Sunday, May 2, 2010


Just launched through Diamond Comic Distributors (March PREVIEWS) is the "Diamond Select" line of Unversal Monster action figures. The first of the "Diamond Dioramas" is THE CREATURE FROM THE BLACK LAGOON (pictured above). The seven-inch tall Creature and "bathing beauty in distress" is sculpted by Rudy Garcia with a base sculpted by Jean St. Jean. While touted by the manufacturer as "perhaps it's most screen accurate detail", it doesn't take much to observe that the Creature has seen better creators and the "femme fatale", Kay Lawrence in the film, is obviously no Julie Adams (see picture below for comparison).
Nevertheless, it is always welcome to see the UNIVERSAL HORROR LEGACY live on. The figure is scheduled for a June 2010 release with a suggested retail price of $19.99.

The second in the UNIVERSAL MONSTERS SELECT line is slated to be THE MUMMY. Judging from the picture in the April issue of Diamond Comic Distributor's PREVIEWS, the sculpt is a little better in its depiction and easy to see the likeness is patterned after the Boris Karloff version (see picture below). The figure is sculpted by Jean St. Jean and the sarcophagus is by Rudy Garcia. I have to say that so far, I like St. Jean's work a little better as it is more accurate in detail and likeness than Garcia's attempt at Ben Chapman and Julie Adams in THE CREATURE FROM THE BLACK LAGOON diorama.

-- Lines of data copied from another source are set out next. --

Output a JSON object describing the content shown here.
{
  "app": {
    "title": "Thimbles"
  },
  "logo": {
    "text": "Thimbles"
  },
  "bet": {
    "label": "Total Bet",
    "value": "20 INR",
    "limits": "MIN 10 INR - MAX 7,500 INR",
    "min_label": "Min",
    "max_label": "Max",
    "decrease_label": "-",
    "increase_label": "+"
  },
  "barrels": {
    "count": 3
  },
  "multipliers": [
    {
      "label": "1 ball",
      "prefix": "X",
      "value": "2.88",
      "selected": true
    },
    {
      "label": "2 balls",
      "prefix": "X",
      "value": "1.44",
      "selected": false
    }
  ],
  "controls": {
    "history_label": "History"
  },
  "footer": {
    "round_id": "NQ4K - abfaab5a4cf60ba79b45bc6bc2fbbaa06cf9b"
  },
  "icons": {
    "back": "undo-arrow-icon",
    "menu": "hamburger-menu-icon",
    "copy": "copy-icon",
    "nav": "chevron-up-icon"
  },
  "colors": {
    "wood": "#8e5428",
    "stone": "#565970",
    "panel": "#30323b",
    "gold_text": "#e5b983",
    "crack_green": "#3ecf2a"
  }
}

The suggested retail price for THE MUMMY 7-inch action figure is $19.99.